    The tour brought a number of Sou’wester firsts – games under lights, pink balls, free hits after no balls (no Sou’wester managed even to lay a bat on any of the numerous free hits we were offered, though one of our guests achieved a maximum). The party included numerous families and at least three generations – the old-and-past-it, led by your correspondent, the old-(or young enough-)to play, and the youngsters who will no doubt make the future of the club. We will all have our special memories; mine are of Bermuda fish chowder, Mexican beer, uphill trudges at the dead of night, a shortage of scorers, the whine of kites and improvised card tables, not to mention the cheerful and spontaneous greetings from all we met. Once again time seemed to stand still, this time for a little more than a fortnight, and we all owe a deep debt of gratitude to Somerset Cricket Club, to the marvellous and ever-charming Molly, to the island of Bermuda and its unfailingly cheerful inhabitants and above all to Stewart Peet, travel agent, fixture secretary, transport manager, logistics coordinator and adviser on parrot fish. Thank you indeed.

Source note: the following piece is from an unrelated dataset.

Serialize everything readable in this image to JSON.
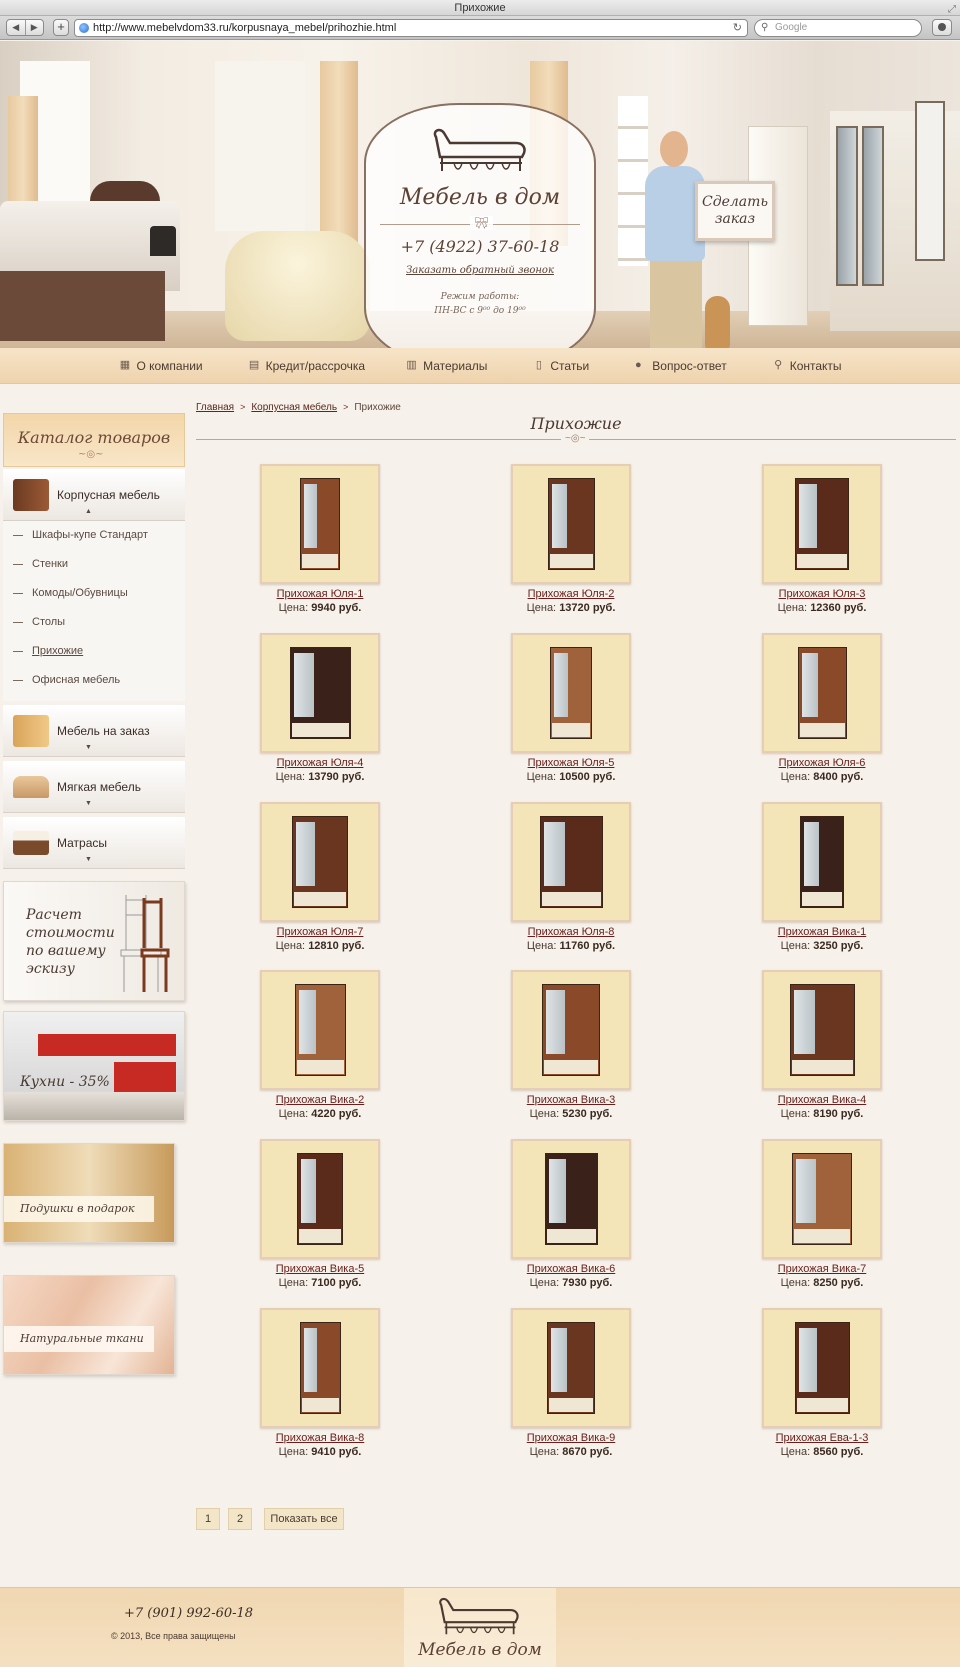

    The Quotes Explained

    1.    Stewart Peet, in all innocence, to anyone who might be interested.

    2.    The explanation of the coin given to Haynes at the toss.

    3.    A local standing at Swizzles bar, in answer to Stewart Peet’s friendly remark ‘Lovely evening, isn’t it?’.

    4.    Peet J, in plain view of a passing security guard whilst in the company of a large group of drunken Sou’westers singing at the tops of their voices to Rod Stewart at 2 a.m. on then patio of room 22.

    5.    The greeting from a complete stranger as two of our ladies entered a restaurant from an extremely windy outside.

    6.    Peet J, magnanimously, on a hat-trick.

    7.    Peet S, defying received wisdom.


    v Somerset Saturday 4th April Abandoned
    v Somerset (20/20) Wednesday 8th April Lost by 10 runs
    Somerset 112-6 A.Bolan 3-16, S.J.E.George 2-8
    Sou’westers 102 J.Gilbert 5-10
    v Somerset (20/20) Thursday 9th April Won by 8 wickets
    Somerset 104-7
    Sou’westers 106-2 T.W.R.George 70
    v Young Men’s Social Club Saturday 11th April Lost by 3 wickets
    Sou’westers 193 T.W.R.George 55, R.J.P.George 38, C.D.Haynes 25, Prior 21
    Y.M.S.C. 194-7 A.Thomas 2-2, R.Prior 2-26, A.Bolan 2-35
    v Bermuda Under 19 Sunday 12th April Abandoned
    v Southampton Rangers Wednesday 15th April Lost by 3 runs
    Rangers 167-6 J.Peet 3-57
    Sou’westers 164-6 J.Williams 71*, S.Drake 41
    v Somerset Select Thursday 16th April Lost by 39 runs
    Select 168-6 S.J.E.George 2-16, A.Bolan 2-17
    Sou’westers 129-5 A.Bolan 45

    Batting Averages

    Inns N.O. Runs H.S. Ave Ct
    T.W.R.George 3 0 144 70 44.67 2
    J.Williams 5 1 111 71* 27.75 2
    A.Bolan 4 1 70 45 23.33 1
    C.D.Haynes 2 0 34 25 17.00
    R.J.P.George 3 0 43 38 14.33 1
    R.Prior 3 1 25 21 12.50
    S.J.E.George 3 0 17 12 5.67
    A.Thomas 3 1 11 7 5.50
    M.R.Oliver 2 1 4 3 4.00
    P.L.Barford 2 0 5 5 2.50 1

    Also batted: S.Drake 41, J.Peet 0, G.Knight and several guests whose names were never established.

    Also played: P.W.George ( 1 ct)

    Bowling Averages

    Overs Mdns Runs Wickets Average
    C.D.Haynes 3 0 7 1 7.00
    A.Thomas 5.1 2 23 2 11.50
    A.Bolan 26 3 112 8 14.00
    R.Prior 20 1 68 4 17.00
    S.J.E.George 25 6 109 6 18.17
    J.Peet 12 0 124 5 24.80
    J.Williams 3 0 25 1 25.00
    T.W.R.George 8 0 58 1 58.00
    R.J.P.George 18 1 120 1 120.00

    Also bowled: J.Ball 2 – 0 – 23 – 0